RECORDS SHOWN: Begin
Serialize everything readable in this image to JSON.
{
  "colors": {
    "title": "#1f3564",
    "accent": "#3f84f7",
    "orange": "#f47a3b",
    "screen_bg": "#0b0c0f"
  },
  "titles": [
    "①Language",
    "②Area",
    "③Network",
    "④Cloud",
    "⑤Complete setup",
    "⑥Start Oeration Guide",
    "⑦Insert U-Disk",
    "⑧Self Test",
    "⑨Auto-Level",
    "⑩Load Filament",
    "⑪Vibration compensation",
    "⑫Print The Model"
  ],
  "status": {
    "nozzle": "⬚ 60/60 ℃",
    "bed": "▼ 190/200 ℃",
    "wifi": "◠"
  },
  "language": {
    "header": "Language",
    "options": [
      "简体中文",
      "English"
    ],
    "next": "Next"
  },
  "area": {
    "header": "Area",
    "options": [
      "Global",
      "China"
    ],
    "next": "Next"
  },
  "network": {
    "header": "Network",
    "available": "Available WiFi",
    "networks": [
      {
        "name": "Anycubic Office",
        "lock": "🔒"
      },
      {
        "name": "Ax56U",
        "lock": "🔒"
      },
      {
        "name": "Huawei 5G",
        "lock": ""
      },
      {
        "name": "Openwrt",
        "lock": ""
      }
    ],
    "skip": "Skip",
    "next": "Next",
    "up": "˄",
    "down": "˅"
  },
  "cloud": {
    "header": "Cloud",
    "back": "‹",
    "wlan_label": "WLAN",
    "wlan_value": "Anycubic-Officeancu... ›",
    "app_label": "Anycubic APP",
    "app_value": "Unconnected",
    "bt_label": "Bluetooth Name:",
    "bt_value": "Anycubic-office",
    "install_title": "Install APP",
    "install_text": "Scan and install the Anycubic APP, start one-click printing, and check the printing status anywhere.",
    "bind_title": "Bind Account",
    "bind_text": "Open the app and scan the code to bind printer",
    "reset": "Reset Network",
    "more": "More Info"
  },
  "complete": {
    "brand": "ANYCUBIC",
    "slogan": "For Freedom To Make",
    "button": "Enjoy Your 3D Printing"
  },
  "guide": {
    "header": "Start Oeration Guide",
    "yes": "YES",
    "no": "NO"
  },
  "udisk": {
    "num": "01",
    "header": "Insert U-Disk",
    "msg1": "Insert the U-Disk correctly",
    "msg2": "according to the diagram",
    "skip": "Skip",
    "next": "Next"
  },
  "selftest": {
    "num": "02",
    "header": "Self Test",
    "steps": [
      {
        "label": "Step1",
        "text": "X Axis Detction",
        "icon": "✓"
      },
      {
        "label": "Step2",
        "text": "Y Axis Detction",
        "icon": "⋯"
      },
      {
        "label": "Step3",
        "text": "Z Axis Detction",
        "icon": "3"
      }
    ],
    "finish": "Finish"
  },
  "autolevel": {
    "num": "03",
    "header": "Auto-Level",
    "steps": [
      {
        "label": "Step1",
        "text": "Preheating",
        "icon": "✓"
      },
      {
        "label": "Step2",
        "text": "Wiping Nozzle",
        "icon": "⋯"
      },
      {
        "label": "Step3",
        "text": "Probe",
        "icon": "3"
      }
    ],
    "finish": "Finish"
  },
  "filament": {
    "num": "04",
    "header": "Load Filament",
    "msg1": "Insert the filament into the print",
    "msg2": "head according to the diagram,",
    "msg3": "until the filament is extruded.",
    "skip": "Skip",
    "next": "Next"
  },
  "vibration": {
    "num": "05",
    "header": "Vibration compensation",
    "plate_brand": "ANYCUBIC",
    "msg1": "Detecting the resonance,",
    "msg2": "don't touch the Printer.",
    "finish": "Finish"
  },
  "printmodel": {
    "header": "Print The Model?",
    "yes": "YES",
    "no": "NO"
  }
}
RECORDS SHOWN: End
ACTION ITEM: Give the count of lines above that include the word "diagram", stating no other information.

ANSWER FOR THE TASK: 2